__Brief__: Wherever "text" occurs in the entries, copy the line that holds it.

[Opening Data supplied section]

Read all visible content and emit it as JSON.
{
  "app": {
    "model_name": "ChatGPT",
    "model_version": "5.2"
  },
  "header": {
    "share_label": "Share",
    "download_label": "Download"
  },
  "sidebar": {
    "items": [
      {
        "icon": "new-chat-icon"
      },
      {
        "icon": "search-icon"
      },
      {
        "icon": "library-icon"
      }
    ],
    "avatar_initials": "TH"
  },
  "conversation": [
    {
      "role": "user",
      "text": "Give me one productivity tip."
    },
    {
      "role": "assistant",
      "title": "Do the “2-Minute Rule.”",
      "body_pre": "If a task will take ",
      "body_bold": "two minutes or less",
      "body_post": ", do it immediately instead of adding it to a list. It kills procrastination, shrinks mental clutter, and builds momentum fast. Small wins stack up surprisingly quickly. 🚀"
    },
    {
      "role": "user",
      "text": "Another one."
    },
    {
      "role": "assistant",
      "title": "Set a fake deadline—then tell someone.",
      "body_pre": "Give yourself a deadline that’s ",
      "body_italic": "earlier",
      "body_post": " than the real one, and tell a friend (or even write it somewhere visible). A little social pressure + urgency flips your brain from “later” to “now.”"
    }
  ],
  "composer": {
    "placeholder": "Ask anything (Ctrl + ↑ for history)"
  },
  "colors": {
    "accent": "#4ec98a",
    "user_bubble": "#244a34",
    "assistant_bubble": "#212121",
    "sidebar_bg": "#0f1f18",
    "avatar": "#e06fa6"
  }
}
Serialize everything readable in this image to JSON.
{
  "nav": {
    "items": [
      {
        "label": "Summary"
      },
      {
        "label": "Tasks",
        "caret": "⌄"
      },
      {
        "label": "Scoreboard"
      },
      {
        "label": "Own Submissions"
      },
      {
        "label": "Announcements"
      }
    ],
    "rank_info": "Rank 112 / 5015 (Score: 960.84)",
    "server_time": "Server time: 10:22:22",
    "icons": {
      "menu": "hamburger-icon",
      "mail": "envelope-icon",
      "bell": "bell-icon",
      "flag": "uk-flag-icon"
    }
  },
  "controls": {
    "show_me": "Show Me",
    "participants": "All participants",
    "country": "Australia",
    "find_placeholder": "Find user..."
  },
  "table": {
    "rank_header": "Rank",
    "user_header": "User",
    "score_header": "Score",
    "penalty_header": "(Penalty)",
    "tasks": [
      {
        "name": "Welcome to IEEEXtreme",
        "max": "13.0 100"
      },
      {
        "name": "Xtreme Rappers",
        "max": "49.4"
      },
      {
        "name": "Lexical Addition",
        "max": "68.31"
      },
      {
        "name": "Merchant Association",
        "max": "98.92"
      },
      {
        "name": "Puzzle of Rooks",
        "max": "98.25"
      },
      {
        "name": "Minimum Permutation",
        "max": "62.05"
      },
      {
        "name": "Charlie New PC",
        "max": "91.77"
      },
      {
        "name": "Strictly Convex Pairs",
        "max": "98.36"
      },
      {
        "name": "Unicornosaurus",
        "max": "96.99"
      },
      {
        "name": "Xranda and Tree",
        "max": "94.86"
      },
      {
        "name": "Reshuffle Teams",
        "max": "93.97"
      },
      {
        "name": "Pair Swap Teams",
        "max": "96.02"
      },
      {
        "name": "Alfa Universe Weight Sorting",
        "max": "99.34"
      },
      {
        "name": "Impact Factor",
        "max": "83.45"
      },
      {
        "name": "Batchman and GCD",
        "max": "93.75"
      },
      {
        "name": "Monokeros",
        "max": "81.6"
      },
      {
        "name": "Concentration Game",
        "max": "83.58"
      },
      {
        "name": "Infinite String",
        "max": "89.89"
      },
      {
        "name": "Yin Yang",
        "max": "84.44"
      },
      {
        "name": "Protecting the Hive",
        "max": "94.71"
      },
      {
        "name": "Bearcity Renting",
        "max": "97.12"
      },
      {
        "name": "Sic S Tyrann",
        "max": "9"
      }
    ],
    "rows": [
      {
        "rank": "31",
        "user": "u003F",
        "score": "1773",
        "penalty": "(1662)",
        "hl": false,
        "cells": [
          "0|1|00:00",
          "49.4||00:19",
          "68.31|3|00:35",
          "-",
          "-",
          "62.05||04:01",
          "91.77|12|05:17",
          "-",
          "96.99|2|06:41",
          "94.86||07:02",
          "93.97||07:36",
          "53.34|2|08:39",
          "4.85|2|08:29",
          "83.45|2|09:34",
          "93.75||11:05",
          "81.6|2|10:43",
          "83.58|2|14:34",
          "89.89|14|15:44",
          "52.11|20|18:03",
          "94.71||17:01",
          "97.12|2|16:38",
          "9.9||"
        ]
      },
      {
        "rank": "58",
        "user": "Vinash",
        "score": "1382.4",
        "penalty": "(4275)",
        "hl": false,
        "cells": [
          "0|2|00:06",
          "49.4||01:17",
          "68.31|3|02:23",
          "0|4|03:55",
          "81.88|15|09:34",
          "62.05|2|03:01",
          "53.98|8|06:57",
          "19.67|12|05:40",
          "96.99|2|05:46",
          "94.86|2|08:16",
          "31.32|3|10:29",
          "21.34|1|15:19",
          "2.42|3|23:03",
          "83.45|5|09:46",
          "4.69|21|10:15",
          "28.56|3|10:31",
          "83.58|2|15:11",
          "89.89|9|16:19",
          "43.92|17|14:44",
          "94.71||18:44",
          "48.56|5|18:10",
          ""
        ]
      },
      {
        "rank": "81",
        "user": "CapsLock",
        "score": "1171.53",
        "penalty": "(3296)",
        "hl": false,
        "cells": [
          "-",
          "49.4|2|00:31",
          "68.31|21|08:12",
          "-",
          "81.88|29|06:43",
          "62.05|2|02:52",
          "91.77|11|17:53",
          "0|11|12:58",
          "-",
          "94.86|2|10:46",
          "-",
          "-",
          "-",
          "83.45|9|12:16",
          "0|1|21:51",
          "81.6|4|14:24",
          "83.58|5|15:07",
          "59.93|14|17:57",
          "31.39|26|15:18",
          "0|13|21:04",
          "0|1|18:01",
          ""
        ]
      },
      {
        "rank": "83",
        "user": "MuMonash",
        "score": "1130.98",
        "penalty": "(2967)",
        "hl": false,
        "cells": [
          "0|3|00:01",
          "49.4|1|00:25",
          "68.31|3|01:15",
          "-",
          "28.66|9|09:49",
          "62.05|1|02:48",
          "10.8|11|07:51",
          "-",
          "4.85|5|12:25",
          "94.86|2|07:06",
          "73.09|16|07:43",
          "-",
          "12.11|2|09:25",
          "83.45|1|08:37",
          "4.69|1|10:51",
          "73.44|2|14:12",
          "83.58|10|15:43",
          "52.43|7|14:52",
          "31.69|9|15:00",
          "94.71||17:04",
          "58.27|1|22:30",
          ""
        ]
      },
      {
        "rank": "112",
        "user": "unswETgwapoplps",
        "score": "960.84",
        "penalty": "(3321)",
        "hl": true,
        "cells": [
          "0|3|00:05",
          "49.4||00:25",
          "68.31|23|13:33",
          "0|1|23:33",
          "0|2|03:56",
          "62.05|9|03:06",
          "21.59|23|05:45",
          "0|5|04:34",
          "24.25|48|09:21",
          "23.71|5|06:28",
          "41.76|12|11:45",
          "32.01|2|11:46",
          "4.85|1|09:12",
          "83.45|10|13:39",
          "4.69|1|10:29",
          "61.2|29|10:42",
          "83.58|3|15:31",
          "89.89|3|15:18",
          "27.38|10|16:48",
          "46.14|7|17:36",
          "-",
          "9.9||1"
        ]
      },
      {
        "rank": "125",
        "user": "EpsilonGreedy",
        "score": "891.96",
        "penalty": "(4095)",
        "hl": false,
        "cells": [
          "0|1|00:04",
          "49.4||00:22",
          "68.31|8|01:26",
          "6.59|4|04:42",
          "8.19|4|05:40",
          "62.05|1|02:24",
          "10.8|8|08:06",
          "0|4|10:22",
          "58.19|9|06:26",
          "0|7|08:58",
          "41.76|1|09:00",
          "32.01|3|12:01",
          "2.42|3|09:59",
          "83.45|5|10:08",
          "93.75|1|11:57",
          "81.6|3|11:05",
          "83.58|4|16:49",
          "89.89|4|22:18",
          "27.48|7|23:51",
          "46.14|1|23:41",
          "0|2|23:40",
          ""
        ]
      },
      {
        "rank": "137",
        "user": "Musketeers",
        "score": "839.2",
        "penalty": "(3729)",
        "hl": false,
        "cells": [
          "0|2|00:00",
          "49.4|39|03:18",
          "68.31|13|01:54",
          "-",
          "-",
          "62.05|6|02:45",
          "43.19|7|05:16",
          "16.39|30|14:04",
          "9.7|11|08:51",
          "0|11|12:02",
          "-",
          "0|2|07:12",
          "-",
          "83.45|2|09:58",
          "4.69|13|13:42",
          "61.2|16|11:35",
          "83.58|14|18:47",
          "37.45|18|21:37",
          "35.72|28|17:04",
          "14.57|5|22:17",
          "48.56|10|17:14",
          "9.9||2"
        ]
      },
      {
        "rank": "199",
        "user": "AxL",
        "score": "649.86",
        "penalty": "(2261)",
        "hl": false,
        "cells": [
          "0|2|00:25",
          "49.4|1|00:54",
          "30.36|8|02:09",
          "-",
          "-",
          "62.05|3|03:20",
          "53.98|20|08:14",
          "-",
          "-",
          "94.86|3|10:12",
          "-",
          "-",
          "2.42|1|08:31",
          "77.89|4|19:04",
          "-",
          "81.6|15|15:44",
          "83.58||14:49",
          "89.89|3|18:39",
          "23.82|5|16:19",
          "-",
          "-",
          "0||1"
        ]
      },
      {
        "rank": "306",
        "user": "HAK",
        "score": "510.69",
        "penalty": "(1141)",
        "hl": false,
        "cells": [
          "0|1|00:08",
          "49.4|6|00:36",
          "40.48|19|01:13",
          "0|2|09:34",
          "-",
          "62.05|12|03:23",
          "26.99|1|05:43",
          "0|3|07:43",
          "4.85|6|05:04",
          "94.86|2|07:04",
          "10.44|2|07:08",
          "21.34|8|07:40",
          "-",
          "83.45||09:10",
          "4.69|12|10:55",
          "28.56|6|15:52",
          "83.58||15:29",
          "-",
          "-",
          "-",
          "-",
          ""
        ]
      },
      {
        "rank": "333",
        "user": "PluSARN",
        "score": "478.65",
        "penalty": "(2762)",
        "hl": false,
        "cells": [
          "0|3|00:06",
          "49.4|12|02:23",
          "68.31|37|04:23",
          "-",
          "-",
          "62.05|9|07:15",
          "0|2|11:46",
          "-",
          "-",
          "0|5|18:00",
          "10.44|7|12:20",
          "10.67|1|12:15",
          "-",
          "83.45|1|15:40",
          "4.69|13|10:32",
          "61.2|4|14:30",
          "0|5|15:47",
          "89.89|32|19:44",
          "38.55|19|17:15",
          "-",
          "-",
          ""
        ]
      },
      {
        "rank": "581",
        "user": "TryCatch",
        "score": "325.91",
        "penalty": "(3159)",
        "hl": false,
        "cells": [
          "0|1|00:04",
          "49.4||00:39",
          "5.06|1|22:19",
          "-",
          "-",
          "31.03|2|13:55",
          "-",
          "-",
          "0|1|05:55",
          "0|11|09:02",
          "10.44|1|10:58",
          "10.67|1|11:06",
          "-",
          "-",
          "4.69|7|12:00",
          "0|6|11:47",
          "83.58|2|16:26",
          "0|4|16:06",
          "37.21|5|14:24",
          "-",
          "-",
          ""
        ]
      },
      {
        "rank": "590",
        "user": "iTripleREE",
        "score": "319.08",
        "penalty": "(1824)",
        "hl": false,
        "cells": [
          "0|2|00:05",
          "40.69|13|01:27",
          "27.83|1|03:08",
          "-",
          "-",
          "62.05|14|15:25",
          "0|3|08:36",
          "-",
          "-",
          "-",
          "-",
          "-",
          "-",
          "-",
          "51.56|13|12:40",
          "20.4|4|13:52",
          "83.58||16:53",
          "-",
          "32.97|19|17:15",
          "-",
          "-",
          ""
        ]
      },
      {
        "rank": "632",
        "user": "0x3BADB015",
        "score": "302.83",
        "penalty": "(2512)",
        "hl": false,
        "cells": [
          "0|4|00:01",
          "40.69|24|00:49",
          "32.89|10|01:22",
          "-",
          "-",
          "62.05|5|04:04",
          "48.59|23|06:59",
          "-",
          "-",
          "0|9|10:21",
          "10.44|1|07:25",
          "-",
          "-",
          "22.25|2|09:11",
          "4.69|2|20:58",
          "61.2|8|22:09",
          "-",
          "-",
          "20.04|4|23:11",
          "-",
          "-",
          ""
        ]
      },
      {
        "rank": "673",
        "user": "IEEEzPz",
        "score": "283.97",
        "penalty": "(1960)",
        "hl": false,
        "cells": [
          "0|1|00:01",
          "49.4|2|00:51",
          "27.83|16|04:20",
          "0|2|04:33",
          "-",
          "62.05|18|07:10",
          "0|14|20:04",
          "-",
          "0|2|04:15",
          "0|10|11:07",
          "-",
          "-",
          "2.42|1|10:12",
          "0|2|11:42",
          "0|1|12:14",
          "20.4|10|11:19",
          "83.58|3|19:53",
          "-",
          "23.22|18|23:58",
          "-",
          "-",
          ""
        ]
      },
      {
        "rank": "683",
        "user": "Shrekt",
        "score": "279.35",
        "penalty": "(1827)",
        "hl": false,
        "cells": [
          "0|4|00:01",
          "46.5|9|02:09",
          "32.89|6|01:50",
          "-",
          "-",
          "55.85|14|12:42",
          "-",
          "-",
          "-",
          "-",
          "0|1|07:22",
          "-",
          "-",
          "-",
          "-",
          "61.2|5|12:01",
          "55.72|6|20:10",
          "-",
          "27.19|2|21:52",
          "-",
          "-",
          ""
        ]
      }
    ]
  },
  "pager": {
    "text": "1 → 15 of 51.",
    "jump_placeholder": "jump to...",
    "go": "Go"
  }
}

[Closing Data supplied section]

__Output for this task__:
      "text": "Give me one productivity tip."
      "text": "Another one."
    "text": "1 → 15 of 51.",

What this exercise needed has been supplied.